African American men report lower levels of depressive symptoms that their white peers in national data. However, the value of these studies is often undermined by data that confound race, socioeconomic status, and segregation. We sought to determine whether race differences in depressive symptoms were present after minimizing the effects of socioeconomic status and segregation within a cohort of southwest Baltimore (SWB) men using the data from the Exploring Health Disparities in Integrated Communities (EHDIC), a novel study of racial disparities within communities where African American and non-Hispanic white males live together and have similar median incomes. Using the Patient Health Questionnaire, a standard instrument for assessing mental disorders, we categorized participants as experiencing depressive symptoms (including depressive syndrome and major depression) or not experiencing depressive symptoms. Logistic regression was performed to examine the association between depressive symptoms and race in EHDIC-SWB, adjusting for age, marital status, income, education, insurance, physical inactivity, current smoking or drinking status, poor/fair health, hypertension, heart disease, diabetes, stroke, and obesity. Of the 628 study participants, 12.6% of white men and 8.6% of African American men reported depressive symptoms. African American males had similar odds of reporting depressive symptoms (odds ratio = 0.61, 95% confidence interval = 0.34-1.11) as compared with white men. Within this low-income urban racially integrated community, race differences in depressive symptoms among men were not observed. This finding suggests that social and environmental conditions may impact the race differences in depressive symptoms.
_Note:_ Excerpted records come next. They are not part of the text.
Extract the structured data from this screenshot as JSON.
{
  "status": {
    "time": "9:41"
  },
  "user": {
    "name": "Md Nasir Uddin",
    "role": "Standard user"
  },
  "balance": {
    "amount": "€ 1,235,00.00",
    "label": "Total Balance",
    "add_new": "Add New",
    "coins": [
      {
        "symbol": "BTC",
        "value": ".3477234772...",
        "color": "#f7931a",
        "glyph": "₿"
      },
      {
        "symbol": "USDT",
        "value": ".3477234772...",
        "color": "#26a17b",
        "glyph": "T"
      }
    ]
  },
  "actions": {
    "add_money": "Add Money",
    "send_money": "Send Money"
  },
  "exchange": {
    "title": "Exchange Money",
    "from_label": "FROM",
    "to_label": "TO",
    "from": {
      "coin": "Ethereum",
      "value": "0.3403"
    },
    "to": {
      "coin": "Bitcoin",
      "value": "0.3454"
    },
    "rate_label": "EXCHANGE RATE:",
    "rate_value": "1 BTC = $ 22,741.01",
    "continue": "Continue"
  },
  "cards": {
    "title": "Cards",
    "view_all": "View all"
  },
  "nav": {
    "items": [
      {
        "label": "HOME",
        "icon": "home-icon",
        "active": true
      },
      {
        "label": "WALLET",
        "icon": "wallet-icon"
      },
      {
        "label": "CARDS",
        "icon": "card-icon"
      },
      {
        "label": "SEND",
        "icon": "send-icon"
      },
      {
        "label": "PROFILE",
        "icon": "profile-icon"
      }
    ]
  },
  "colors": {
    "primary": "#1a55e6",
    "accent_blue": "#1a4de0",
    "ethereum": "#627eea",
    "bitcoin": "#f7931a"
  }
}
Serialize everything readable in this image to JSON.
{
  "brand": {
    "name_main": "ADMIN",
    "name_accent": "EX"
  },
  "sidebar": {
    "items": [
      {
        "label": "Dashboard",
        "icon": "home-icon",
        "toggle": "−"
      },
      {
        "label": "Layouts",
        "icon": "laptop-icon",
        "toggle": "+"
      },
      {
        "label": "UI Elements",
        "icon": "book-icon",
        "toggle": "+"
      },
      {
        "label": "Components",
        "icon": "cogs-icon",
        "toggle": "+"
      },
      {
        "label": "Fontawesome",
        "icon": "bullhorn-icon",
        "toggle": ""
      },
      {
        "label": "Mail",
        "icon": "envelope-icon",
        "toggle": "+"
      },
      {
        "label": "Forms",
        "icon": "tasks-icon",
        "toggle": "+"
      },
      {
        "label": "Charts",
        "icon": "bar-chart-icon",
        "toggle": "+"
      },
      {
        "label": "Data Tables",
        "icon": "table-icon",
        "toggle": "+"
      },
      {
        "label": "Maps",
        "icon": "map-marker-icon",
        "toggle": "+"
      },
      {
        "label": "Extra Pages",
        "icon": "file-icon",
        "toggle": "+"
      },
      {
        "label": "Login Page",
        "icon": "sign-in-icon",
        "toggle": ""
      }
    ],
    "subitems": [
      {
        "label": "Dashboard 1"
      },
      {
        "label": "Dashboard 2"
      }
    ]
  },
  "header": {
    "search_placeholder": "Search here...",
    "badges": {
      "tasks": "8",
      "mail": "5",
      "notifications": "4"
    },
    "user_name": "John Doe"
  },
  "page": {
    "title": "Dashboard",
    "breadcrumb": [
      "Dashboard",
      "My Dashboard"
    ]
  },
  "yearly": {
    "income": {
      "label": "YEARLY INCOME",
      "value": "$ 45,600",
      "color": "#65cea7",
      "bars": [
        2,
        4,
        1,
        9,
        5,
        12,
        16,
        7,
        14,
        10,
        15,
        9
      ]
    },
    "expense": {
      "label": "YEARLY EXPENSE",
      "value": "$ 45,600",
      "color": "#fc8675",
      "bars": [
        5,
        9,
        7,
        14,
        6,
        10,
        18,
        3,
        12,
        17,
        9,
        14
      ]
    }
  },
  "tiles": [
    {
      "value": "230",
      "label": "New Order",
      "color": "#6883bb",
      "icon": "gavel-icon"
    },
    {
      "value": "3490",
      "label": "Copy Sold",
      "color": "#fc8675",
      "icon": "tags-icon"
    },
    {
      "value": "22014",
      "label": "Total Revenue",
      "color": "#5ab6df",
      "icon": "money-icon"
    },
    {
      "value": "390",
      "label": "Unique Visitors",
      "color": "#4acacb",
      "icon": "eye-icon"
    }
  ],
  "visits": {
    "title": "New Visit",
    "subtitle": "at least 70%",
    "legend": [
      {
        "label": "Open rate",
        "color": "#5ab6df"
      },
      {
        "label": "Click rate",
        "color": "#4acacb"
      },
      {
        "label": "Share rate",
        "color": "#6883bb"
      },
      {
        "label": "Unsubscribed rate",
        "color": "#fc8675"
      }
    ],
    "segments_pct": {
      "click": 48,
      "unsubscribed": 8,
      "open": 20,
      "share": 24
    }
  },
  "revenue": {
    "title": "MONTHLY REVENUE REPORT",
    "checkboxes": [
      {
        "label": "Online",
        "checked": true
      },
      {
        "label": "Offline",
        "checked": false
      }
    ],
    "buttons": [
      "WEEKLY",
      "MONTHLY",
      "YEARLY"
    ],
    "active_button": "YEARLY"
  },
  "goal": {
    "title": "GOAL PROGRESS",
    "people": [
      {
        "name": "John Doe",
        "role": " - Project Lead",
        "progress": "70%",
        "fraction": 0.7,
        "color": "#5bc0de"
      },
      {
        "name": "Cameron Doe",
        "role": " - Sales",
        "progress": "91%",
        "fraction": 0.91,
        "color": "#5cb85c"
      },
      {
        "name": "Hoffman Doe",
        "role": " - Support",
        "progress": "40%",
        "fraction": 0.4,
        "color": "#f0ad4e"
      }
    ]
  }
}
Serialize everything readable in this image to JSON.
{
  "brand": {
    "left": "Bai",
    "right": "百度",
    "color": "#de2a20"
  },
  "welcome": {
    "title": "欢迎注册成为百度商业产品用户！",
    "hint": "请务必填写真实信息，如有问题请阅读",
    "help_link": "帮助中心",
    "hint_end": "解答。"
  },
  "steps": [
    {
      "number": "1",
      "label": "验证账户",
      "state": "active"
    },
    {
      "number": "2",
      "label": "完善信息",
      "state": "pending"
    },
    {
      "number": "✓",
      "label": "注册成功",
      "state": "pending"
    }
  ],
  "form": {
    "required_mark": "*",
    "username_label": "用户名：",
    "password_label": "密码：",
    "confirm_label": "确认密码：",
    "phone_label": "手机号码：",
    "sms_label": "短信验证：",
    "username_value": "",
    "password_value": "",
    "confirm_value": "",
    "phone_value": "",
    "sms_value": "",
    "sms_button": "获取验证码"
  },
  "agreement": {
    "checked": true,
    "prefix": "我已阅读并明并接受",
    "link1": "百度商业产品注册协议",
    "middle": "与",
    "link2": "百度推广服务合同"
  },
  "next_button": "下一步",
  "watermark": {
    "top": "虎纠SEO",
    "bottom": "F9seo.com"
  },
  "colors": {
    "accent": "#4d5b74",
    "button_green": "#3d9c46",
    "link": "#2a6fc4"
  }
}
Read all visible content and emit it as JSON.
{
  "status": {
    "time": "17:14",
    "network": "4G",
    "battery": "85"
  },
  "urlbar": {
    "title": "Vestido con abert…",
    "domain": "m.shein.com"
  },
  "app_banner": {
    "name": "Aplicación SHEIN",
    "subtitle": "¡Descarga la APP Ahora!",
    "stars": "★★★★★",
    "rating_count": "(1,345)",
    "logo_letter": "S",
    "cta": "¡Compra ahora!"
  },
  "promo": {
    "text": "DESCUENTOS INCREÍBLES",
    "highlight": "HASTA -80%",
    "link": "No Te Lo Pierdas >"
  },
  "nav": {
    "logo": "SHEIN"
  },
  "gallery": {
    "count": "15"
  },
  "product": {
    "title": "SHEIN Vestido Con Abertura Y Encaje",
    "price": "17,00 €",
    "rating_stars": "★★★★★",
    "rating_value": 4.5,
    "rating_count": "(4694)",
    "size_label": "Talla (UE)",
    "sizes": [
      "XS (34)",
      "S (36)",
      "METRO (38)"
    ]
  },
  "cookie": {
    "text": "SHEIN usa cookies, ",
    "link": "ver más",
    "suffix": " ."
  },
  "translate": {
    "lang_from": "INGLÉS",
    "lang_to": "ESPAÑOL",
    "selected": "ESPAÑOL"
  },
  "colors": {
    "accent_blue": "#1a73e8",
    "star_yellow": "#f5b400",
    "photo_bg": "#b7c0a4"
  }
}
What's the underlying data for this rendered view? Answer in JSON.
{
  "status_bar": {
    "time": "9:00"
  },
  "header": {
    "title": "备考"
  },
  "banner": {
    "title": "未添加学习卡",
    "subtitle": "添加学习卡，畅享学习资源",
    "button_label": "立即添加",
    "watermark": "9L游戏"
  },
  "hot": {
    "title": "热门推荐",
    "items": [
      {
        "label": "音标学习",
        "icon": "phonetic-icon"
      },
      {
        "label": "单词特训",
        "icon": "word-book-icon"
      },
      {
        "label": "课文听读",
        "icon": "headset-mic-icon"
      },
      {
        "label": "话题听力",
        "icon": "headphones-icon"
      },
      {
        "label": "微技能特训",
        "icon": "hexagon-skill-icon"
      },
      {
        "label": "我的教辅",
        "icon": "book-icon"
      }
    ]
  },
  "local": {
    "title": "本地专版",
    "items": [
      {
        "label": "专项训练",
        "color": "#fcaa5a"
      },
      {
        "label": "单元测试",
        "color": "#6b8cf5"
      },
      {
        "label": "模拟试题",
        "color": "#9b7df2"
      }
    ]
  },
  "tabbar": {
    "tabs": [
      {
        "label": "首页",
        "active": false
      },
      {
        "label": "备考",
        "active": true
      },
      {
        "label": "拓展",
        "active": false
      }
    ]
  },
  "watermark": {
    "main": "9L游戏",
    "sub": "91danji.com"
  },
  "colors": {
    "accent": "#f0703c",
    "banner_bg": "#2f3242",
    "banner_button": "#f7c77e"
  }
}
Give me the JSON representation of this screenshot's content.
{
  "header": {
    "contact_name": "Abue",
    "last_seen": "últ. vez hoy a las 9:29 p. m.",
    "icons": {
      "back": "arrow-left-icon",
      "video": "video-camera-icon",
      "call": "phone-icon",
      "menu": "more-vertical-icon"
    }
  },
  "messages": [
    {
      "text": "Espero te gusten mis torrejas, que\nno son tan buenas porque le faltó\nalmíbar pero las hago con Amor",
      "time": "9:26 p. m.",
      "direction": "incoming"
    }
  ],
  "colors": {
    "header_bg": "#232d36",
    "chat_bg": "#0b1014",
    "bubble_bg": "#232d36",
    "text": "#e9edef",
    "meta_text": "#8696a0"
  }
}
- depressive symptoms
ASJC Scopus subject areas
- Public Health, Environmental and Occupational Health